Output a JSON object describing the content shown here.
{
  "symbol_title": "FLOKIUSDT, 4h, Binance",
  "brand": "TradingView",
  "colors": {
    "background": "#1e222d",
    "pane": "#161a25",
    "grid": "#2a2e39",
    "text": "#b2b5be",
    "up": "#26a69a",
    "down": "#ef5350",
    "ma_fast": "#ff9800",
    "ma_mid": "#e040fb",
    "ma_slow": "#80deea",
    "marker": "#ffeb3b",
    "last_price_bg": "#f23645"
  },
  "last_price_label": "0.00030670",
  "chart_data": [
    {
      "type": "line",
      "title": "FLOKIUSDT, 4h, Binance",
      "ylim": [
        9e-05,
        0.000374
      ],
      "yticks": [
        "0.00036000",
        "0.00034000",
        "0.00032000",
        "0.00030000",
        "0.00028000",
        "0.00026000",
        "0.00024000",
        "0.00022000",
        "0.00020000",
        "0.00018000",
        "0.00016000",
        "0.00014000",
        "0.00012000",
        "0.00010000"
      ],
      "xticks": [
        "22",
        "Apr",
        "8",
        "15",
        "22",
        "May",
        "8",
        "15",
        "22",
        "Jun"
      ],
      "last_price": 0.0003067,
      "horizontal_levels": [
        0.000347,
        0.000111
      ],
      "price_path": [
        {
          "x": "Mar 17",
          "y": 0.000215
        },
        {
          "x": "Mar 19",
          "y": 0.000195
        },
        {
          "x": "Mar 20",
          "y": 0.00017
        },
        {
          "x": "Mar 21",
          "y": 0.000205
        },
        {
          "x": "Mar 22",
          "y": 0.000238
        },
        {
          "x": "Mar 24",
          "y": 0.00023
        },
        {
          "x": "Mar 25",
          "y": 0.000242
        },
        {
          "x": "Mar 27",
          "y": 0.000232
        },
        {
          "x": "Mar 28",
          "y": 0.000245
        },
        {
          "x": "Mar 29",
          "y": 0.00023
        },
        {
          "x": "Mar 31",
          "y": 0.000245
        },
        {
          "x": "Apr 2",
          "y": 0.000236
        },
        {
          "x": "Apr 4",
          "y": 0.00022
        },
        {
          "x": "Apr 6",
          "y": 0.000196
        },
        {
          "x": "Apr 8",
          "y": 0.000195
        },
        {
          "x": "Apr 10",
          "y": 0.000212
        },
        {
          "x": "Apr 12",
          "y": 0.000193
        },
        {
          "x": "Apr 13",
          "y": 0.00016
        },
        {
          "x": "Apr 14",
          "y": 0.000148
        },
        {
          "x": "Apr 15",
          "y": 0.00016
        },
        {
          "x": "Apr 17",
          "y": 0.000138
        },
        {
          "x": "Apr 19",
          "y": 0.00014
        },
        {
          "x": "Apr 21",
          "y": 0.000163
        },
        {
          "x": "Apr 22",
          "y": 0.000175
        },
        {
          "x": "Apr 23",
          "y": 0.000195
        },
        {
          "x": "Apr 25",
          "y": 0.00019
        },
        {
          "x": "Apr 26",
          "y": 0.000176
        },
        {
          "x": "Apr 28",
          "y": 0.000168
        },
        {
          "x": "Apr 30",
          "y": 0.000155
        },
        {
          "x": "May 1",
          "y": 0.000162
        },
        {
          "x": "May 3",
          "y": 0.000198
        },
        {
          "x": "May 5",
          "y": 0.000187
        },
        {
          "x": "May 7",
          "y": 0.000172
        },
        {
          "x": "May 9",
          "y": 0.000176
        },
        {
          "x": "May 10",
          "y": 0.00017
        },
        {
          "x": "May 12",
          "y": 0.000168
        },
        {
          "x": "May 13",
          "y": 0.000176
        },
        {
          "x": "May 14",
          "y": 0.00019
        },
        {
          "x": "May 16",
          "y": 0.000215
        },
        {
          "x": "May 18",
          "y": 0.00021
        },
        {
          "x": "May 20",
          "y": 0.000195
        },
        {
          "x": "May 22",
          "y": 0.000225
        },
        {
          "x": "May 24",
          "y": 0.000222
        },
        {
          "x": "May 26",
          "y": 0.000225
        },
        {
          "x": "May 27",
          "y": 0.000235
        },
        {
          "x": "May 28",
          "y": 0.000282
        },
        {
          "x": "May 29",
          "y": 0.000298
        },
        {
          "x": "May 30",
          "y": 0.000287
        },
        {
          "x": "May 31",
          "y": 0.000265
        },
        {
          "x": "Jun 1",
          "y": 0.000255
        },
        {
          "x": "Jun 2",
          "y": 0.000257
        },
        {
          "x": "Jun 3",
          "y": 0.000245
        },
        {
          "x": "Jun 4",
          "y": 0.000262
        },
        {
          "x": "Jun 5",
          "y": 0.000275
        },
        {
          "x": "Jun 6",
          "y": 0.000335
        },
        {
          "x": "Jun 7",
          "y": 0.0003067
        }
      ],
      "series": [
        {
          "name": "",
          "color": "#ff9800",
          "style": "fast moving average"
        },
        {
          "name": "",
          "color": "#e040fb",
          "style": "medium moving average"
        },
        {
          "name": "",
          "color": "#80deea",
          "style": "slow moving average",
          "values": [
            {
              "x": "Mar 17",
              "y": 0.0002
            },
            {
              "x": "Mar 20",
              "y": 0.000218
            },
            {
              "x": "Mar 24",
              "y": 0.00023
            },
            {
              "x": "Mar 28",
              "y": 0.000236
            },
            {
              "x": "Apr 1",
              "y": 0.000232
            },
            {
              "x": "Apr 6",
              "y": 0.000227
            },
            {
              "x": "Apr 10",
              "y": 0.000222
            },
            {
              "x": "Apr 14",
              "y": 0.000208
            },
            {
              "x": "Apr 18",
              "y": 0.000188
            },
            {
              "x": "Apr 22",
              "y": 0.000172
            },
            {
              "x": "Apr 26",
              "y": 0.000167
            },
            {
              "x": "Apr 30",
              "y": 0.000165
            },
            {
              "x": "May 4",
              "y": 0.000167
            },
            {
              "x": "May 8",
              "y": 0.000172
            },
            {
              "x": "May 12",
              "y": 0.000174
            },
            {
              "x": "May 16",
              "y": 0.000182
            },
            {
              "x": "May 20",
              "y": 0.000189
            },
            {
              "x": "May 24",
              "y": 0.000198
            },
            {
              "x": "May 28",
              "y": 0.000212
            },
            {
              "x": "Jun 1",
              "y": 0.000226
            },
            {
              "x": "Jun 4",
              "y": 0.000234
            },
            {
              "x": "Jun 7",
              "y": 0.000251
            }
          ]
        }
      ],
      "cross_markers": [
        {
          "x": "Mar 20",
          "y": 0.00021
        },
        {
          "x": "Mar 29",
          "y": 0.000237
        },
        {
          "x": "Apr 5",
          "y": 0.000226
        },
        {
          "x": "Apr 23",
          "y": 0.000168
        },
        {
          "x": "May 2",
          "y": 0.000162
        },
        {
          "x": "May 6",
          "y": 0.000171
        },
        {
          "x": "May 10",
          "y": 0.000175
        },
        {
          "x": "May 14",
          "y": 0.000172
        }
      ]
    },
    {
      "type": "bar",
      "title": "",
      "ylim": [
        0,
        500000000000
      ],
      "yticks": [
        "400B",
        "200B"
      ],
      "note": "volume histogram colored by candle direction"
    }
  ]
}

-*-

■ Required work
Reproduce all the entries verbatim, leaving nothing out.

■ Task result
Output a JSON object describing the content shown here.
{
  "symbol_title": "FLOKIUSDT, 4h, Binance",
  "brand": "TradingView",
  "colors": {
    "background": "#1e222d",
    "pane": "#161a25",
    "grid": "#2a2e39",
    "text": "#b2b5be",
    "up": "#26a69a",
    "down": "#ef5350",
    "ma_fast": "#ff9800",
    "ma_mid": "#e040fb",
    "ma_slow": "#80deea",
    "marker": "#ffeb3b",
    "last_price_bg": "#f23645"
  },
  "last_price_label": "0.00030670",
  "chart_data": [
    {
      "type": "line",
      "title": "FLOKIUSDT, 4h, Binance",
      "ylim": [
        9e-05,
        0.000374
      ],
      "yticks": [
        "0.00036000",
        "0.00034000",
        "0.00032000",
        "0.00030000",
        "0.00028000",
        "0.00026000",
        "0.00024000",
        "0.00022000",
        "0.00020000",
        "0.00018000",
        "0.00016000",
        "0.00014000",
        "0.00012000",
        "0.00010000"
      ],
      "xticks": [
        "22",
        "Apr",
        "8",
        "15",
        "22",
        "May",
        "8",
        "15",
        "22",
        "Jun"
      ],
      "last_price": 0.0003067,
      "horizontal_levels": [
        0.000347,
        0.000111
      ],
      "price_path": [
        {
          "x": "Mar 17",
          "y": 0.000215
        },
        {
          "x": "Mar 19",
          "y": 0.000195
        },
        {
          "x": "Mar 20",
          "y": 0.00017
        },
        {
          "x": "Mar 21",
          "y": 0.000205
        },
        {
          "x": "Mar 22",
          "y": 0.000238
        },
        {
          "x": "Mar 24",
          "y": 0.00023
        },
        {
          "x": "Mar 25",
          "y": 0.000242
        },
        {
          "x": "Mar 27",
          "y": 0.000232
        },
        {
          "x": "Mar 28",
          "y": 0.000245
        },
        {
          "x": "Mar 29",
          "y": 0.00023
        },
        {
          "x": "Mar 31",
          "y": 0.000245
        },
        {
          "x": "Apr 2",
          "y": 0.000236
        },
        {
          "x": "Apr 4",
          "y": 0.00022
        },
        {
          "x": "Apr 6",
          "y": 0.000196
        },
        {
          "x": "Apr 8",
          "y": 0.000195
        },
        {
          "x": "Apr 10",
          "y": 0.000212
        },
        {
          "x": "Apr 12",
          "y": 0.000193
        },
        {
          "x": "Apr 13",
          "y": 0.00016
        },
        {
          "x": "Apr 14",
          "y": 0.000148
        },
        {
          "x": "Apr 15",
          "y": 0.00016
        },
        {
          "x": "Apr 17",
          "y": 0.000138
        },
        {
          "x": "Apr 19",
          "y": 0.00014
        },
        {
          "x": "Apr 21",
          "y": 0.000163
        },
        {
          "x": "Apr 22",
          "y": 0.000175
        },
        {
          "x": "Apr 23",
          "y": 0.000195
        },
        {
          "x": "Apr 25",
          "y": 0.00019
        },
        {
          "x": "Apr 26",
          "y": 0.000176
        },
        {
          "x": "Apr 28",
          "y": 0.000168
        },
        {
          "x": "Apr 30",
          "y": 0.000155
        },
        {
          "x": "May 1",
          "y": 0.000162
        },
        {
          "x": "May 3",
          "y": 0.000198
        },
        {
          "x": "May 5",
          "y": 0.000187
        },
        {
          "x": "May 7",
          "y": 0.000172
        },
        {
          "x": "May 9",
          "y": 0.000176
        },
        {
          "x": "May 10",
          "y": 0.00017
        },
        {
          "x": "May 12",
          "y": 0.000168
        },
        {
          "x": "May 13",
          "y": 0.000176
        },
        {
          "x": "May 14",
          "y": 0.00019
        },
        {
          "x": "May 16",
          "y": 0.000215
        },
        {
          "x": "May 18",
          "y": 0.00021
        },
        {
          "x": "May 20",
          "y": 0.000195
        },
        {
          "x": "May 22",
          "y": 0.000225
        },
        {
          "x": "May 24",
          "y": 0.000222
        },
        {
          "x": "May 26",
          "y": 0.000225
        },
        {
          "x": "May 27",
          "y": 0.000235
        },
        {
          "x": "May 28",
          "y": 0.000282
        },
        {
          "x": "May 29",
          "y": 0.000298
        },
        {
          "x": "May 30",
          "y": 0.000287
        },
        {
          "x": "May 31",
          "y": 0.000265
        },
        {
          "x": "Jun 1",
          "y": 0.000255
        },
        {
          "x": "Jun 2",
          "y": 0.000257
        },
        {
          "x": "Jun 3",
          "y": 0.000245
        },
        {
          "x": "Jun 4",
          "y": 0.000262
        },
        {
          "x": "Jun 5",
          "y": 0.000275
        },
        {
          "x": "Jun 6",
          "y": 0.000335
        },
        {
          "x": "Jun 7",
          "y": 0.0003067
        }
      ],
      "series": [
        {
          "name": "",
          "color": "#ff9800",
          "style": "fast moving average"
        },
        {
          "name": "",
          "color": "#e040fb",
          "style": "medium moving average"
        },
        {
          "name": "",
          "color": "#80deea",
          "style": "slow moving average",
          "values": [
            {
              "x": "Mar 17",
              "y": 0.0002
            },
            {
              "x": "Mar 20",
              "y": 0.000218
            },
            {
              "x": "Mar 24",
              "y": 0.00023
            },
            {
              "x": "Mar 28",
              "y": 0.000236
            },
            {
              "x": "Apr 1",
              "y": 0.000232
            },
            {
              "x": "Apr 6",
              "y": 0.000227
            },
            {
              "x": "Apr 10",
              "y": 0.000222
            },
            {
              "x": "Apr 14",
              "y": 0.000208
            },
            {
              "x": "Apr 18",
              "y": 0.000188
            },
            {
              "x": "Apr 22",
              "y": 0.000172
            },
            {
              "x": "Apr 26",
              "y": 0.000167
            },
            {
              "x": "Apr 30",
              "y": 0.000165
            },
            {
              "x": "May 4",
              "y": 0.000167
            },
            {
              "x": "May 8",
              "y": 0.000172
            },
            {
              "x": "May 12",
              "y": 0.000174
            },
            {
              "x": "May 16",
              "y": 0.000182
            },
            {
              "x": "May 20",
              "y": 0.000189
            },
            {
              "x": "May 24",
              "y": 0.000198
            },
            {
              "x": "May 28",
              "y": 0.000212
            },
            {
              "x": "Jun 1",
              "y": 0.000226
            },
            {
              "x": "Jun 4",
              "y": 0.000234
            },
            {
              "x": "Jun 7",
              "y": 0.000251
            }
          ]
        }
      ],
      "cross_markers": [
        {
          "x": "Mar 20",
          "y": 0.00021
        },
        {
          "x": "Mar 29",
          "y": 0.000237
        },
        {
          "x": "Apr 5",
          "y": 0.000226
        },
        {
          "x": "Apr 23",
          "y": 0.000168
        },
        {
          "x": "May 2",
          "y": 0.000162
        },
        {
          "x": "May 6",
          "y": 0.000171
        },
        {
          "x": "May 10",
          "y": 0.000175
        },
        {
          "x": "May 14",
          "y": 0.000172
        }
      ]
    },
    {
      "type": "bar",
      "title": "",
      "ylim": [
        0,
        500000000000
      ],
      "yticks": [
        "400B",
        "200B"
      ],
      "note": "volume histogram colored by candle direction"
    }
  ]
}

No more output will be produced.